This was published as a Wall Street Journal Think Tank column on December 2, 2016.
The worm is about to turn in health policy and politics when Republicans shift from throwing stones to owning the problems of the health system and the Affordable Care Act or its replacement, as President Barack Obama and Democrats have for the past eight years. It’s hard to predict how events will play out, but it’s likely that grand plans to repeal and replace Obamacare, convert Medicaid to a “block grant” program, and transform Medicare into a premium support program could be whittled down or delayed as details of such sweeping changes, and their consequences, become part of the debate.
Republicans and the president-elect are on the hook for election promises to repeal the ACA or major parts of the law. If the GOP repeals the ACA but delays a replacement plan until after the 2018 midterms, the degree of political fallout is likely to depend a great deal on what happens in the non-group insurance market. (This includes people who buy their own coverage on the ACA exchanges and outside of them, all of whom are subject to the same premium increases.) If Republicans cannot make deals with insurers to keep the non-group market functioning for the roughly 19 million people who rely on it, and the market becomes unstable or collapses, public reaction could affect the entire GOP health-care agenda. The chances of this happening stand to grow if Republicans move quickly to eliminate major provisions of Obamacare that directly affect marketplace stability, such as the individual mandate. The budget reconciliation process–which can be used to address revenue and spending measures that have been scored by the Congressional Budget Office–is the fastest and most likely route to such changes.
The big Republican “reform” idea most likely to be delayed until after 2018 is fundamentally altering Medicare by converting it to a premium-support, voucher-like program. That could be delayed or tabled altogether; Medicare has long been the “third rail” of health-care issues and is the health issue with the greatest potential to influence elections. Advocates of premium support want savings from capping federal contributions to Medicare beneficiaries, but they are likely to be wary of the political fallout if it becomes clear that benefits for future beneficiaries will be eroded if fixed payments don’t keep up with the rising cost of medical care. Phasing in a plan so that it affects only future beneficiaries may soften the impact but is not likely to be enough to side step a political problem over Medicare in 2018, which might prompt some efforts to defer action.
Action on Medicaid is the toughest element of the Republican health-policy trifecta to predict. Republicans may face resistance from states over cuts in federal Medicaid funding that are integral to their block-grant plans, as well as resistance from Democrats in Congress.
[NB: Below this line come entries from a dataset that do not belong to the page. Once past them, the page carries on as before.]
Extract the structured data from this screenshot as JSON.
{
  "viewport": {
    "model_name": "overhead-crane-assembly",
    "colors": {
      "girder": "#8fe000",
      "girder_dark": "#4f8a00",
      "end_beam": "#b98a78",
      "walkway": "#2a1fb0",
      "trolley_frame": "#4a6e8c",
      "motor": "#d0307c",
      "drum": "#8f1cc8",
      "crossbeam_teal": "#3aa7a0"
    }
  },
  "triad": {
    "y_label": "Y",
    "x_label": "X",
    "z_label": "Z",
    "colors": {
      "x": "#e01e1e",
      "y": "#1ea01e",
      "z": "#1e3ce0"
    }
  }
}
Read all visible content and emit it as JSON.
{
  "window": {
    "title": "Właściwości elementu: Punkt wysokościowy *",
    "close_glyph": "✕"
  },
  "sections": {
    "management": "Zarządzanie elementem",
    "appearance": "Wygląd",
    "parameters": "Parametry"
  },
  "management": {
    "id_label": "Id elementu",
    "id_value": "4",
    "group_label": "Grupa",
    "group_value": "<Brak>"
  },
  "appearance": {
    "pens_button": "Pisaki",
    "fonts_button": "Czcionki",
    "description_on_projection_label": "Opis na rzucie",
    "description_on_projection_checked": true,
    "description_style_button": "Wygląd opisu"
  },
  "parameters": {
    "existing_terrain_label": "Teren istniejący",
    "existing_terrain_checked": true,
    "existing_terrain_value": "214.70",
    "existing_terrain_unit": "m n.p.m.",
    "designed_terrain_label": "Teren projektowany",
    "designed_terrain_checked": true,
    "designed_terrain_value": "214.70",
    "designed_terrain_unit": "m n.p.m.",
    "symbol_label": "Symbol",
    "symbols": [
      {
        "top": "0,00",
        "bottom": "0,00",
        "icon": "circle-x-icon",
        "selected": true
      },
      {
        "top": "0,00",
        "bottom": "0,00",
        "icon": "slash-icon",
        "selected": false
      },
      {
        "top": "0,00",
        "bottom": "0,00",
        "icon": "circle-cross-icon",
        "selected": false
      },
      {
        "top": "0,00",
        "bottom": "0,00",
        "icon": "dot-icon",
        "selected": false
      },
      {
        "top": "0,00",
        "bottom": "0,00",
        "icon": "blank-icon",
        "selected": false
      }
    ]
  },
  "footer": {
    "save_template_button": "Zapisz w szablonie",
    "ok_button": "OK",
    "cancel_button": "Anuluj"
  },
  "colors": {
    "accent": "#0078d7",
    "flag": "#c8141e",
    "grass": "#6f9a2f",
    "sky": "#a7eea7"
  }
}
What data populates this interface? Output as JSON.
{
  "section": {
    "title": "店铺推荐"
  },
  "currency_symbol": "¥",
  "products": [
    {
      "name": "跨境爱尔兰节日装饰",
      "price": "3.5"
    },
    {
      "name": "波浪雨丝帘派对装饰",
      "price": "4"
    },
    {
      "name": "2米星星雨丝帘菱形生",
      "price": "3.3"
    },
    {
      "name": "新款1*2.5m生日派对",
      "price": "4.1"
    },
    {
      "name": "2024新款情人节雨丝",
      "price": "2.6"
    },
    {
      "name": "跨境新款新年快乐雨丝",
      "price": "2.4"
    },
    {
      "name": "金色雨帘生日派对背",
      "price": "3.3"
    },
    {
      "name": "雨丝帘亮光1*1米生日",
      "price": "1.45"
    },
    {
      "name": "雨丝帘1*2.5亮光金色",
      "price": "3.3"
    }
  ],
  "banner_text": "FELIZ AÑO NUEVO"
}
More red states (16) have expanded their Medicaid programs than have blue states (14) at this point, giving these Republican-led states a stake in what happens with the ACA and Medicaid. Many states might see incentives to make their own deals with the new administration through waivers. Republicans might back off broad legislation to convert Medicaid to some form of block-grant program and turn, instead, to a state-waiver program administered by the Department of Health and Human Services. A broader waiver initiative would allow the administration to achieve policy goals state by state but would not accomplish the permanent transformation of Medicaid or across-the-board federal savings a federal block grant could. A lot will depend on details of Medicaid proposals that are not yet known, particularly the details of how a per-capita cap on federal Medicaid spending might work and how many states find it attractive.
It’s not clear how much political strife Republicans will be willing to accept in a health-care debate. One factor that could embolden them: The number of GOP Senate seats at risk in 2018 is not significant. Already, however, there is talk of Senate Republicans signaling reluctance.
Another unknown is how President-elect Donald Trump will react when debate is joined over detailed legislative proposals and the politics of fundamentally changing the ACA, Medicaid, and Medicare become more real. Will he want to invest a large share of his early political capital in a series of divisive national debates on health care, as President Obama did? Or will he prioritize other issues? The merits of Republican health-care plans aside–they obviously have detractors on the left and advocates on the right–history shows that the burden is always on those who want to make big changes in the health system and its major programs, and that doing so often carries a political price.